- What is expected
Lines with "JSON": state how many there are in the records below, and nothing else.

Data records for software interfaces
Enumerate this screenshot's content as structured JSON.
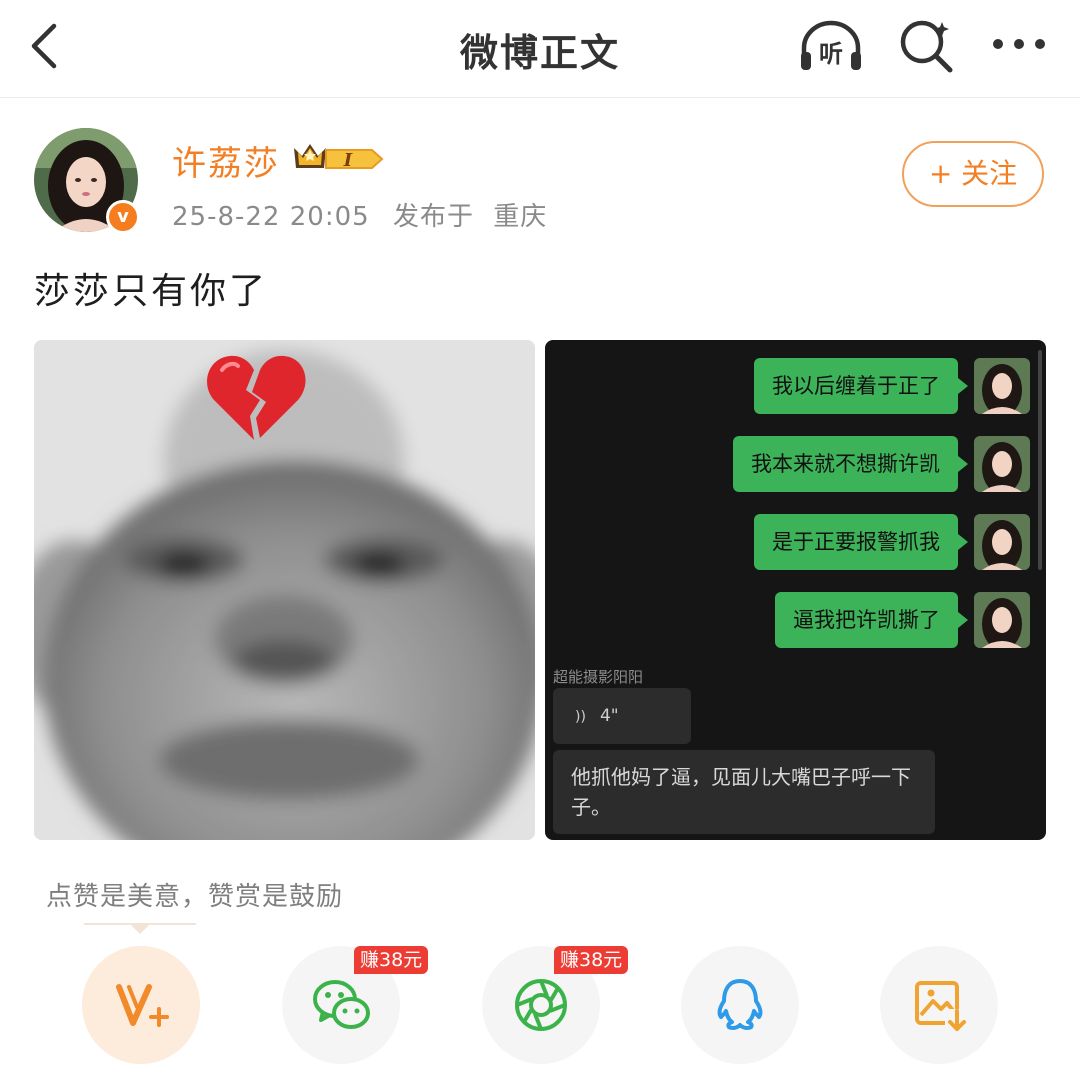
{
  "header": {
    "title": "微博正文",
    "back_icon": "chevron-left-icon",
    "listen_label": "听",
    "listen_icon": "headphones-icon",
    "search_icon": "search-icon",
    "more_icon": "more-dots-icon"
  },
  "post": {
    "author": {
      "name": "许荔莎",
      "verified_mark": "v",
      "level_label": "I",
      "level_icon": "crown-icon"
    },
    "date": "25-8-22 20:05",
    "location_prefix": "发布于",
    "location": "重庆",
    "follow_label": "+ 关注",
    "text": "莎莎只有你了",
    "images": {
      "left": {
        "description_icon": "broken-heart-icon"
      },
      "right": {
        "sent_messages": [
          "我以后缠着于正了",
          "我本来就不想撕许凯",
          "是于正要报警抓我",
          "逼我把许凯撕了"
        ],
        "received_sender": "超能摄影阳阳",
        "voice_duration": "4\"",
        "received_text": "他抓他妈了逼，见面儿大嘴巴子呼一下子。"
      }
    }
  },
  "reward": {
    "note": "点赞是美意，赞赏是鼓励"
  },
  "share": {
    "items": [
      {
        "name": "reward",
        "icon": "v-plus-icon"
      },
      {
        "name": "wechat",
        "icon": "wechat-icon",
        "badge": "赚38元"
      },
      {
        "name": "moments",
        "icon": "moments-icon",
        "badge": "赚38元"
      },
      {
        "name": "qq",
        "icon": "qq-icon"
      },
      {
        "name": "save-image",
        "icon": "save-image-icon"
      }
    ]
  },
  "colors": {
    "accent": "#f37f24",
    "chat_green": "#3db359",
    "badge_red": "#ec3c34",
    "wechat_green": "#3cb34a",
    "qq_blue": "#2d9be8",
    "save_orange": "#f0a330"
  }
}
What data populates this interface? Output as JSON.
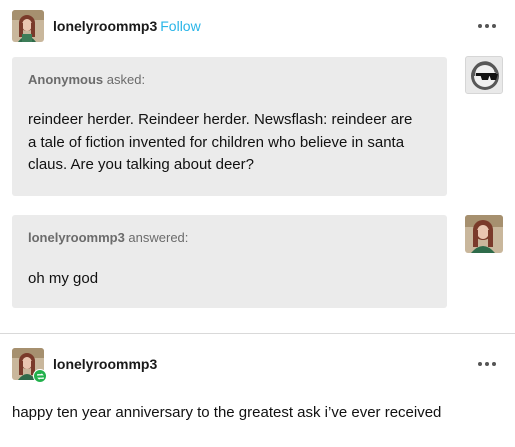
{
  "post": {
    "username": "lonelyroommp3",
    "follow_label": "Follow"
  },
  "ask": {
    "asker": "Anonymous",
    "asked_label": "asked:",
    "question_lines": [
      "reindeer herder. Reindeer herder. Newsflash: reindeer are",
      "a tale of fiction invented for children who believe in santa",
      "claus. Are you talking about deer?"
    ]
  },
  "answer": {
    "answerer": "lonelyroommp3",
    "answered_label": "answered:",
    "text": "oh my god"
  },
  "reblog": {
    "username": "lonelyroommp3",
    "body": "happy ten year anniversary to the greatest ask i’ve ever received"
  },
  "icons": {
    "more": "more-horizontal-icon",
    "reblog": "reblog-icon",
    "anon_avatar": "anonymous-sunglasses-avatar"
  },
  "colors": {
    "follow": "#29b5e8",
    "bubble": "#ebebeb",
    "reblog_badge": "#22b14c"
  }
}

- Response to the exercise
2